Stradivari’s violins are still considered the most exclusive violins in the world that can generate the most beautiful sound. Many violists such as Anne-Sophie Mutter, Itzhak Perlman, and Joshua Bell like to play Stradivarius violins. As original Stradivarius violins are very rare in the current world, so it is also very expensive. The renowned Stradivarius violin is well known as “Messiah Stradivarius”. It is currently in a collection at the Ashmolean Museum in Oxford, England which approximate value is $200 million.

What wood is a Stradivarius made of?

The woods used for making Stradivarius violins mainly came from spruce, maple, and willow trees. Usually, spruce wood was used to build the top of the violin while maple wood was used to build the back, neck, and ribs. The internal blocks of the violins are generally made of willow wood.

How can you tell if a violin is a genuine Stradivarius?

Identifying a genuine Stradivarius violin is truly difficult for a new violin player. Because many copies of Stradivarius violins have already been produced over the next few centuries. However, an experienced violin maker or restorer may easily identify the difference between an original Stradivarius and an average copy. Some scientific assessments like ingredients of varnishes and the chemical composition of the wood need to be examined before taking the final decision about the originality of a Stradivarius violin. Selecting an original Stradivarius violin with any naked eye is almost impossible. Because many companies or manufacturers labelled their violins as “Antonius Stradivarius Cremonensis”. Cremonensis is the Latinized word that indicates the town called Cremona in Italy where Stradivari established his workshop and worked until his death.

Stradivari usually never wrote a date on his violins. Rather he mentioned his age such as, “89th year”. He only printed the first digit “1” and wrote the last three digits by hand.
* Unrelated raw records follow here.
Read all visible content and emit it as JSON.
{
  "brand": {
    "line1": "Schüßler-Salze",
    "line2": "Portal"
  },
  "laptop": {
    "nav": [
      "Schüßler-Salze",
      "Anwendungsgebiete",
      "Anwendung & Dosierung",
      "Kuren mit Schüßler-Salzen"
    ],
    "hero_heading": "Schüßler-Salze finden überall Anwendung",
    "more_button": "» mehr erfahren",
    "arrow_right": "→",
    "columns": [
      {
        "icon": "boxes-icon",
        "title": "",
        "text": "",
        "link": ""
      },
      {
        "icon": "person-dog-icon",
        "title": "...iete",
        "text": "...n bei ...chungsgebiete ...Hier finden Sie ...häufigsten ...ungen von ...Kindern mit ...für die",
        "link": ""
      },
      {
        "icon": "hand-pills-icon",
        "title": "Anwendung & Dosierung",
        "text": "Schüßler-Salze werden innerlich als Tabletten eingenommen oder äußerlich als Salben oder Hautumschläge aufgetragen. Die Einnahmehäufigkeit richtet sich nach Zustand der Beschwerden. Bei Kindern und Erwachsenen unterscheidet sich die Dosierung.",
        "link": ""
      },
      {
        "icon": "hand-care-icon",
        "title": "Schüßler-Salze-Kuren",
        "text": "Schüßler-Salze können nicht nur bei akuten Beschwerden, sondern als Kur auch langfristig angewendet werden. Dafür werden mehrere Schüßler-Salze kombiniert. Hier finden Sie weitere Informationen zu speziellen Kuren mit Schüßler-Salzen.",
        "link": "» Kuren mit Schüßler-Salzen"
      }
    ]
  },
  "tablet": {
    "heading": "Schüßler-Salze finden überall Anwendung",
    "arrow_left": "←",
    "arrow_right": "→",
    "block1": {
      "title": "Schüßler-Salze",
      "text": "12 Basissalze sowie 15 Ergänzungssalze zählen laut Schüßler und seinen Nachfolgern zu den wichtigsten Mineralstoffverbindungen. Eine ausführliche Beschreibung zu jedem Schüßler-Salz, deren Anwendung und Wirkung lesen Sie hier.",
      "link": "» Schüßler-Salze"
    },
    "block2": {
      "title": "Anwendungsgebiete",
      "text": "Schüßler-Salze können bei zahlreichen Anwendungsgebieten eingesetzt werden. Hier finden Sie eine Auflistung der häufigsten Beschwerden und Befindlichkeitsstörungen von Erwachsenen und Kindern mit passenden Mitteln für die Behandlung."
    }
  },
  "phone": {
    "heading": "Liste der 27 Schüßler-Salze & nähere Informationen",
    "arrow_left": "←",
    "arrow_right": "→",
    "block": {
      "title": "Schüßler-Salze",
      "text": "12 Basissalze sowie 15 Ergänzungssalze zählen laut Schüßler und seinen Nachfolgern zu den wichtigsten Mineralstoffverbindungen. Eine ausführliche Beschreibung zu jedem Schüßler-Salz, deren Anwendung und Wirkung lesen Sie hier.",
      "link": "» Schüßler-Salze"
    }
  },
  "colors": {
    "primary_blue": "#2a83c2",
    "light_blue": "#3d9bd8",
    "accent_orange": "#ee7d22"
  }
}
This information might be helpful to identify the real Stradivarius violin. But we need to remember that an expert examination is very crucial before drawing any conclusion.